MacDill becomes nest for U.S. Navy Super Hornets

  • Published
  • By Senior Airman Scott Warner
  • 6th Air Refueling Wing Public Affairs

Fighter aircraft rip through the skies around MacDill as the community marvels at the sound they have dubbed “the sound of freedom.”

It’s a comforting sound for the U.S. Air Force who specializes in fighter aircraft.

For the month of October, 18 U.S. Navy F/A-18F Super Hornet aircraft with the Strike Fighter Squadron (VFA) 106 from Naval Air Station Oceana, Virginia have made MacDill their new home for training.

“Our Airmen get to learn about other aircraft and the mission that they perform,” said Maj. Christopher Dupuis, the 6th Logistics Readiness Squadron commander. “Furthermore, the U.S Navy’s VFA-106 brought in three fuels troops, and our Airmen will get the opportunity to train these Seamen in Air Force petroleum, oils and lubricants (POL) operations so they can help execute their mission while at MacDill.”

The Navy F/A-18F is unlike the KC-135 Stratotanker refueling aircraft stationed at MacDill. It is a multidimensional fighter aircraft that has been a cornerstone of naval aviation combat for the past 18 years.

It is comparable to the “Blue Angels” that will be visiting MacDill for the March 2020 air show.

“My POL Airmen are excited,” said Dupuis. “POL is an all-in team and they are a highly tasked career field, but enjoy opportunities that are outside the norm.”

Along with F-18’s, 18 pilots, 30 instructors and many more aviation mechanics and electricians have made MacDill their new home for the next few weeks they train at Avon Park Air Force range, Florida.

The 6th LRS POL Airmen support the training exercise by giving 60,000 gallons of fuel each day.

“Everyone here at MacDill has been extremely welcoming,” said U.S Navy Cmdr. Wrenn Landers, a VFA-106 instructor pilot. “Flying in different locations, especially at MacDill, which has a denser air space, is useful and beneficial for when training the next generation of fleet aviators.”

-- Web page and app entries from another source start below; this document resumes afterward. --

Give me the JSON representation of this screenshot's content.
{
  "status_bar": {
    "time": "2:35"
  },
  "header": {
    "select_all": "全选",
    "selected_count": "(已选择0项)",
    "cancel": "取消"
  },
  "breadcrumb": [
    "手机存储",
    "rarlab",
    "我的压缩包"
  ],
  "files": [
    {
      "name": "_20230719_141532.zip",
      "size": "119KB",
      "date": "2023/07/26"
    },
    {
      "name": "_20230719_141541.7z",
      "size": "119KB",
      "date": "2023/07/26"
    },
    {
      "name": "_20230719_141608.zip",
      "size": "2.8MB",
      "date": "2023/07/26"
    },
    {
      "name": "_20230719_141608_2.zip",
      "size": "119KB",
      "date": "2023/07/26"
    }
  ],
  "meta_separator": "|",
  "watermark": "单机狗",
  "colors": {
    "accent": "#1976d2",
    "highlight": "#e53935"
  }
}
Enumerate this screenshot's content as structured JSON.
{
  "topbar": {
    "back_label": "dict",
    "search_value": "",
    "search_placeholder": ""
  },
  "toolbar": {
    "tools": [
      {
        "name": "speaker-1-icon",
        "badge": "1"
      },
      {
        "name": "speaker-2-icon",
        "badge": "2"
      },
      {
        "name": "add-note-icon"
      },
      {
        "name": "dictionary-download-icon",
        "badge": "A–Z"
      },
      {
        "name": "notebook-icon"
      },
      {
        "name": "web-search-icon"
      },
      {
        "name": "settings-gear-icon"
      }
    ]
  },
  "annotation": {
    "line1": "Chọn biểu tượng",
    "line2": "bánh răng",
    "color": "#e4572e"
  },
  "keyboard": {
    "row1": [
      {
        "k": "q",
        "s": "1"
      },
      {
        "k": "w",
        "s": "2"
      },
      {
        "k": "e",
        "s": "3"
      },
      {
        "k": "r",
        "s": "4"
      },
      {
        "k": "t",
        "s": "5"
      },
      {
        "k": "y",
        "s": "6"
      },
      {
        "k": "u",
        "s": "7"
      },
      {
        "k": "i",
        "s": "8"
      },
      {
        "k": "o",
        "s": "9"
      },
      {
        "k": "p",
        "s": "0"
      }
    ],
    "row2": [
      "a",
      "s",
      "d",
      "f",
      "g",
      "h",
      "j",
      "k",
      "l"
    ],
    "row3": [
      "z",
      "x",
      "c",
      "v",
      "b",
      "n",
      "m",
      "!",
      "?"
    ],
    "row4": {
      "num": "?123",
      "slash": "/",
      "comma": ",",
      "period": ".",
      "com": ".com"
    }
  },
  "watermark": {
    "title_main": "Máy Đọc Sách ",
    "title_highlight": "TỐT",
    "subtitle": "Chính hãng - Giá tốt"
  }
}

For the pilots and aircrew members visiting MacDill, the change has been welcoming.

“I really enjoy the people I work with, the job I get to perform each day and the many amazing places I get to visit, such as MacDill,” said Petty Officer 3rd Class Sylvia Gonzalez, a VFA-106 aviation electrician. “I’m always training to become a better aviation electrician and I get to do that with our mission here by supporting the qualification of category 1 pilots to conduct aircraft carrier missions now and in the future.”

While having F-18s at MacDill AFB is different, the mission stays the same.

“If it flies and can take JP-8 fuel,” emphasized Dupuis. “We can fuel it.”